What you will do
Restate the records in full and exactly, with no images included.

::: Given entries

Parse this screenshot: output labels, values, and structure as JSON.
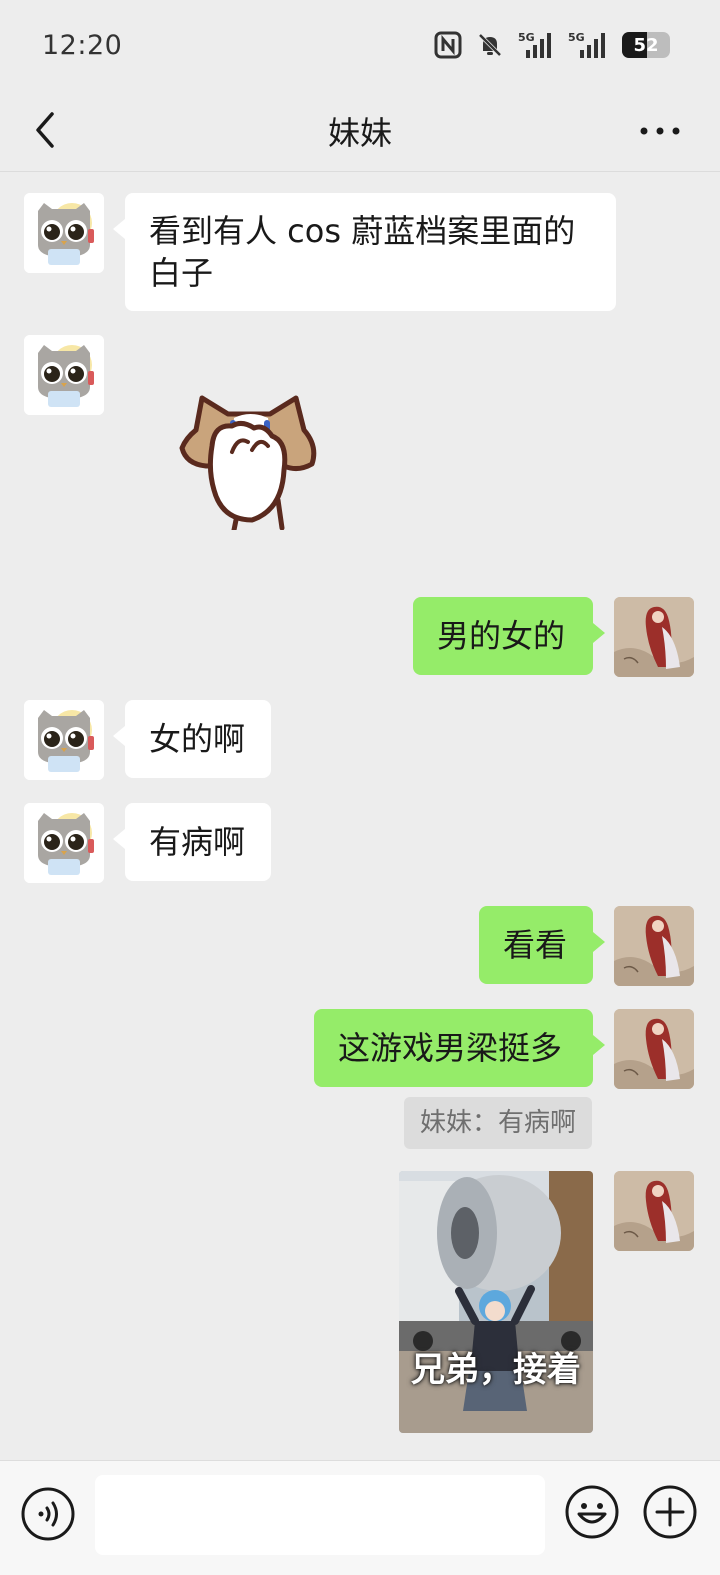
{
  "status_bar": {
    "time": "12:20",
    "icons": [
      "nfc-icon",
      "bell-muted-icon",
      "signal-5g-icon",
      "signal-5g-icon"
    ],
    "signal_labels": [
      "5G",
      "5G"
    ],
    "battery_level": "52"
  },
  "header": {
    "title": "妹妹",
    "back_icon": "chevron-left-icon",
    "more_icon": "more-horizontal-icon"
  },
  "messages": [
    {
      "direction": "in",
      "type": "text",
      "text": "看到有人 cos 蔚蓝档案里面的白子"
    },
    {
      "direction": "in",
      "type": "sticker",
      "sticker": "cat-covering-face"
    },
    {
      "direction": "out",
      "type": "text",
      "text": "男的女的"
    },
    {
      "direction": "in",
      "type": "text",
      "text": "女的啊"
    },
    {
      "direction": "in",
      "type": "text",
      "text": "有病啊"
    },
    {
      "direction": "out",
      "type": "text",
      "text": "看看"
    },
    {
      "direction": "out",
      "type": "text",
      "text": "这游戏男梁挺多",
      "quote": "妹妹：有病啊"
    },
    {
      "direction": "out",
      "type": "image",
      "caption": "兄弟，接着"
    }
  ],
  "input_bar": {
    "placeholder": "",
    "value": "",
    "voice_icon": "voice-icon",
    "emoji_icon": "emoji-icon",
    "plus_icon": "plus-circle-icon"
  },
  "colors": {
    "background": "#ededed",
    "outgoing_bubble": "#95ec69",
    "incoming_bubble": "#ffffff",
    "quote_background": "#dcdcdc"
  }
}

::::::

Your solution
Parse this screenshot: output labels, values, and structure as JSON.
{
  "status_bar": {
    "time": "12:20",
    "icons": [
      "nfc-icon",
      "bell-muted-icon",
      "signal-5g-icon",
      "signal-5g-icon"
    ],
    "signal_labels": [
      "5G",
      "5G"
    ],
    "battery_level": "52"
  },
  "header": {
    "title": "妹妹",
    "back_icon": "chevron-left-icon",
    "more_icon": "more-horizontal-icon"
  },
  "messages": [
    {
      "direction": "in",
      "type": "text",
      "text": "看到有人 cos 蔚蓝档案里面的白子"
    },
    {
      "direction": "in",
      "type": "sticker",
      "sticker": "cat-covering-face"
    },
    {
      "direction": "out",
      "type": "text",
      "text": "男的女的"
    },
    {
      "direction": "in",
      "type": "text",
      "text": "女的啊"
    },
    {
      "direction": "in",
      "type": "text",
      "text": "有病啊"
    },
    {
      "direction": "out",
      "type": "text",
      "text": "看看"
    },
    {
      "direction": "out",
      "type": "text",
      "text": "这游戏男梁挺多",
      "quote": "妹妹：有病啊"
    },
    {
      "direction": "out",
      "type": "image",
      "caption": "兄弟，接着"
    }
  ],
  "input_bar": {
    "placeholder": "",
    "value": "",
    "voice_icon": "voice-icon",
    "emoji_icon": "emoji-icon",
    "plus_icon": "plus-circle-icon"
  },
  "colors": {
    "background": "#ededed",
    "outgoing_bubble": "#95ec69",
    "incoming_bubble": "#ffffff",
    "quote_background": "#dcdcdc"
  }
}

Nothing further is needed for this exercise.